■ **Description of the task**
Print out each record below, unaltered and complete, without its images.

*** Opening Recorded data ***

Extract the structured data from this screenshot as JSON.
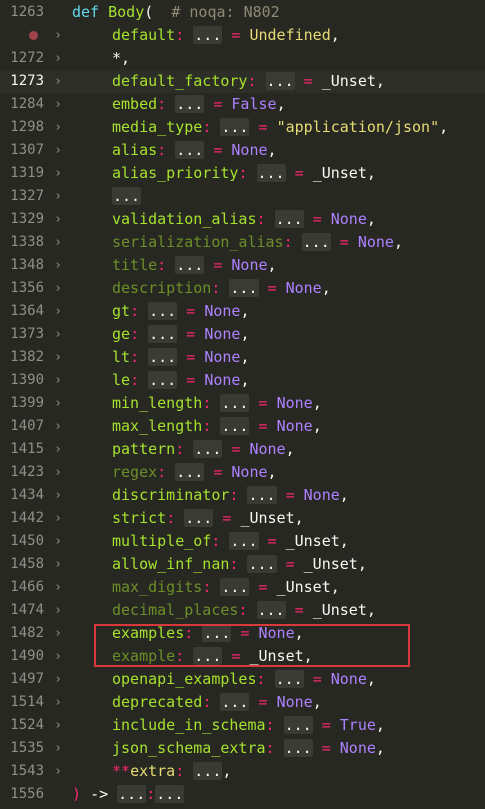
{
  "theme": {
    "background": "#272822",
    "highlight_box": "#d63a3a",
    "breakpoint": "#a0424a"
  },
  "editor": {
    "lines": [
      {
        "num": "1263",
        "kind": "def",
        "def_kw": "def",
        "fn": "Body",
        "paren": "(",
        "comment": "# noqa: N802"
      },
      {
        "num": "",
        "kind": "param",
        "name": "default",
        "value": "Undefined",
        "vclass": "un",
        "breakpoint": true
      },
      {
        "num": "1272",
        "kind": "star",
        "text": "*,"
      },
      {
        "num": "1273",
        "kind": "param",
        "name": "default_factory",
        "value": "_Unset",
        "vclass": "pl",
        "current": true
      },
      {
        "num": "1284",
        "kind": "param",
        "name": "embed",
        "value": "False",
        "vclass": "cn"
      },
      {
        "num": "1298",
        "kind": "param",
        "name": "media_type",
        "value": "\"application/json\"",
        "vclass": "str"
      },
      {
        "num": "1307",
        "kind": "param",
        "name": "alias",
        "value": "None",
        "vclass": "cn"
      },
      {
        "num": "1319",
        "kind": "param",
        "name": "alias_priority",
        "value": "_Unset",
        "vclass": "pl"
      },
      {
        "num": "1327",
        "kind": "ellipsis",
        "text": "..."
      },
      {
        "num": "1329",
        "kind": "param",
        "name": "validation_alias",
        "value": "None",
        "vclass": "cn"
      },
      {
        "num": "1338",
        "kind": "param",
        "name": "serialization_alias",
        "value": "None",
        "vclass": "cn",
        "dim": true
      },
      {
        "num": "1348",
        "kind": "param",
        "name": "title",
        "value": "None",
        "vclass": "cn",
        "dim": true
      },
      {
        "num": "1356",
        "kind": "param",
        "name": "description",
        "value": "None",
        "vclass": "cn",
        "dim": true
      },
      {
        "num": "1364",
        "kind": "param",
        "name": "gt",
        "value": "None",
        "vclass": "cn"
      },
      {
        "num": "1373",
        "kind": "param",
        "name": "ge",
        "value": "None",
        "vclass": "cn"
      },
      {
        "num": "1382",
        "kind": "param",
        "name": "lt",
        "value": "None",
        "vclass": "cn"
      },
      {
        "num": "1390",
        "kind": "param",
        "name": "le",
        "value": "None",
        "vclass": "cn"
      },
      {
        "num": "1399",
        "kind": "param",
        "name": "min_length",
        "value": "None",
        "vclass": "cn"
      },
      {
        "num": "1407",
        "kind": "param",
        "name": "max_length",
        "value": "None",
        "vclass": "cn"
      },
      {
        "num": "1415",
        "kind": "param",
        "name": "pattern",
        "value": "None",
        "vclass": "cn"
      },
      {
        "num": "1423",
        "kind": "param",
        "name": "regex",
        "value": "None",
        "vclass": "cn",
        "dim": true
      },
      {
        "num": "1434",
        "kind": "param",
        "name": "discriminator",
        "value": "None",
        "vclass": "cn"
      },
      {
        "num": "1442",
        "kind": "param",
        "name": "strict",
        "value": "_Unset",
        "vclass": "pl"
      },
      {
        "num": "1450",
        "kind": "param",
        "name": "multiple_of",
        "value": "_Unset",
        "vclass": "pl"
      },
      {
        "num": "1458",
        "kind": "param",
        "name": "allow_inf_nan",
        "value": "_Unset",
        "vclass": "pl"
      },
      {
        "num": "1466",
        "kind": "param",
        "name": "max_digits",
        "value": "_Unset",
        "vclass": "pl",
        "dim": true
      },
      {
        "num": "1474",
        "kind": "param",
        "name": "decimal_places",
        "value": "_Unset",
        "vclass": "pl",
        "dim": true
      },
      {
        "num": "1482",
        "kind": "param",
        "name": "examples",
        "value": "None",
        "vclass": "cn"
      },
      {
        "num": "1490",
        "kind": "param",
        "name": "example",
        "value": "_Unset",
        "vclass": "pl",
        "dim": true
      },
      {
        "num": "1497",
        "kind": "param",
        "name": "openapi_examples",
        "value": "None",
        "vclass": "cn"
      },
      {
        "num": "1514",
        "kind": "param",
        "name": "deprecated",
        "value": "None",
        "vclass": "cn"
      },
      {
        "num": "1524",
        "kind": "param",
        "name": "include_in_schema",
        "value": "True",
        "vclass": "cn"
      },
      {
        "num": "1535",
        "kind": "param",
        "name": "json_schema_extra",
        "value": "None",
        "vclass": "cn"
      },
      {
        "num": "1543",
        "kind": "kwargs",
        "stars": "**",
        "name": "extra",
        "value": "..."
      },
      {
        "num": "1556",
        "kind": "close",
        "paren": ")",
        "arrow": "->",
        "ret": "...",
        "colon": ":",
        "tail": "..."
      }
    ],
    "tokens": {
      "colon": ":",
      "ellipsis": "...",
      "eq": "=",
      "comma": ",",
      "fold_icon": "›"
    }
  }
}
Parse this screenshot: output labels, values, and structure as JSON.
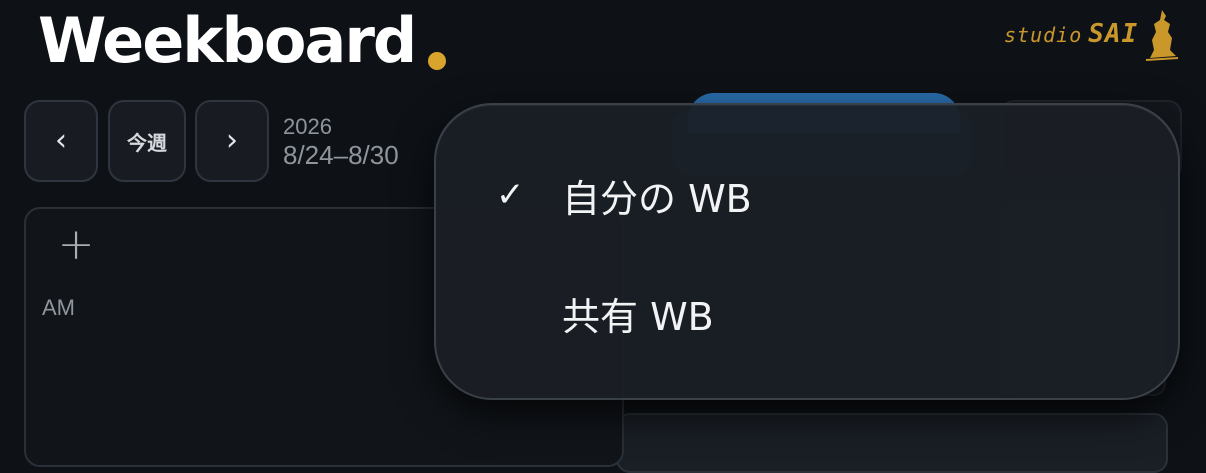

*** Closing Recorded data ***

■ **Answer section**
Extract the structured data from this screenshot as JSON.
{
  "theme": {
    "background": "#272822",
    "highlight_box": "#d63a3a",
    "breakpoint": "#a0424a"
  },
  "editor": {
    "lines": [
      {
        "num": "1263",
        "kind": "def",
        "def_kw": "def",
        "fn": "Body",
        "paren": "(",
        "comment": "# noqa: N802"
      },
      {
        "num": "",
        "kind": "param",
        "name": "default",
        "value": "Undefined",
        "vclass": "un",
        "breakpoint": true
      },
      {
        "num": "1272",
        "kind": "star",
        "text": "*,"
      },
      {
        "num": "1273",
        "kind": "param",
        "name": "default_factory",
        "value": "_Unset",
        "vclass": "pl",
        "current": true
      },
      {
        "num": "1284",
        "kind": "param",
        "name": "embed",
        "value": "False",
        "vclass": "cn"
      },
      {
        "num": "1298",
        "kind": "param",
        "name": "media_type",
        "value": "\"application/json\"",
        "vclass": "str"
      },
      {
        "num": "1307",
        "kind": "param",
        "name": "alias",
        "value": "None",
        "vclass": "cn"
      },
      {
        "num": "1319",
        "kind": "param",
        "name": "alias_priority",
        "value": "_Unset",
        "vclass": "pl"
      },
      {
        "num": "1327",
        "kind": "ellipsis",
        "text": "..."
      },
      {
        "num": "1329",
        "kind": "param",
        "name": "validation_alias",
        "value": "None",
        "vclass": "cn"
      },
      {
        "num": "1338",
        "kind": "param",
        "name": "serialization_alias",
        "value": "None",
        "vclass": "cn",
        "dim": true
      },
      {
        "num": "1348",
        "kind": "param",
        "name": "title",
        "value": "None",
        "vclass": "cn",
        "dim": true
      },
      {
        "num": "1356",
        "kind": "param",
        "name": "description",
        "value": "None",
        "vclass": "cn",
        "dim": true
      },
      {
        "num": "1364",
        "kind": "param",
        "name": "gt",
        "value": "None",
        "vclass": "cn"
      },
      {
        "num": "1373",
        "kind": "param",
        "name": "ge",
        "value": "None",
        "vclass": "cn"
      },
      {
        "num": "1382",
        "kind": "param",
        "name": "lt",
        "value": "None",
        "vclass": "cn"
      },
      {
        "num": "1390",
        "kind": "param",
        "name": "le",
        "value": "None",
        "vclass": "cn"
      },
      {
        "num": "1399",
        "kind": "param",
        "name": "min_length",
        "value": "None",
        "vclass": "cn"
      },
      {
        "num": "1407",
        "kind": "param",
        "name": "max_length",
        "value": "None",
        "vclass": "cn"
      },
      {
        "num": "1415",
        "kind": "param",
        "name": "pattern",
        "value": "None",
        "vclass": "cn"
      },
      {
        "num": "1423",
        "kind": "param",
        "name": "regex",
        "value": "None",
        "vclass": "cn",
        "dim": true
      },
      {
        "num": "1434",
        "kind": "param",
        "name": "discriminator",
        "value": "None",
        "vclass": "cn"
      },
      {
        "num": "1442",
        "kind": "param",
        "name": "strict",
        "value": "_Unset",
        "vclass": "pl"
      },
      {
        "num": "1450",
        "kind": "param",
        "name": "multiple_of",
        "value": "_Unset",
        "vclass": "pl"
      },
      {
        "num": "1458",
        "kind": "param",
        "name": "allow_inf_nan",
        "value": "_Unset",
        "vclass": "pl"
      },
      {
        "num": "1466",
        "kind": "param",
        "name": "max_digits",
        "value": "_Unset",
        "vclass": "pl",
        "dim": true
      },
      {
        "num": "1474",
        "kind": "param",
        "name": "decimal_places",
        "value": "_Unset",
        "vclass": "pl",
        "dim": true
      },
      {
        "num": "1482",
        "kind": "param",
        "name": "examples",
        "value": "None",
        "vclass": "cn"
      },
      {
        "num": "1490",
        "kind": "param",
        "name": "example",
        "value": "_Unset",
        "vclass": "pl",
        "dim": true
      },
      {
        "num": "1497",
        "kind": "param",
        "name": "openapi_examples",
        "value": "None",
        "vclass": "cn"
      },
      {
        "num": "1514",
        "kind": "param",
        "name": "deprecated",
        "value": "None",
        "vclass": "cn"
      },
      {
        "num": "1524",
        "kind": "param",
        "name": "include_in_schema",
        "value": "True",
        "vclass": "cn"
      },
      {
        "num": "1535",
        "kind": "param",
        "name": "json_schema_extra",
        "value": "None",
        "vclass": "cn"
      },
      {
        "num": "1543",
        "kind": "kwargs",
        "stars": "**",
        "name": "extra",
        "value": "..."
      },
      {
        "num": "1556",
        "kind": "close",
        "paren": ")",
        "arrow": "->",
        "ret": "...",
        "colon": ":",
        "tail": "..."
      }
    ],
    "tokens": {
      "colon": ":",
      "ellipsis": "...",
      "eq": "=",
      "comma": ",",
      "fold_icon": "›"
    }
  }
}
Parse this screenshot: output labels, values, and structure as JSON.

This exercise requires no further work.